** Material to process **
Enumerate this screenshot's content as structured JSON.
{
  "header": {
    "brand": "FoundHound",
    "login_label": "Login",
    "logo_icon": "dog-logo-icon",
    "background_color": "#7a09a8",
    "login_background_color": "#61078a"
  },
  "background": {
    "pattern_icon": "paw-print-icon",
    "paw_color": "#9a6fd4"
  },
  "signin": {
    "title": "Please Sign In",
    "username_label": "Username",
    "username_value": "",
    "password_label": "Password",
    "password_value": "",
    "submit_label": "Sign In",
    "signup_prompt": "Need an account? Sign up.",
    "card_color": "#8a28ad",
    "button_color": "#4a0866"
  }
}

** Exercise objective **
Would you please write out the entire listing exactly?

** Answer to the exercise **
Enumerate this screenshot's content as structured JSON.
{
  "header": {
    "brand": "FoundHound",
    "login_label": "Login",
    "logo_icon": "dog-logo-icon",
    "background_color": "#7a09a8",
    "login_background_color": "#61078a"
  },
  "background": {
    "pattern_icon": "paw-print-icon",
    "paw_color": "#9a6fd4"
  },
  "signin": {
    "title": "Please Sign In",
    "username_label": "Username",
    "username_value": "",
    "password_label": "Password",
    "password_value": "",
    "submit_label": "Sign In",
    "signup_prompt": "Need an account? Sign up.",
    "card_color": "#8a28ad",
    "button_color": "#4a0866"
  }
}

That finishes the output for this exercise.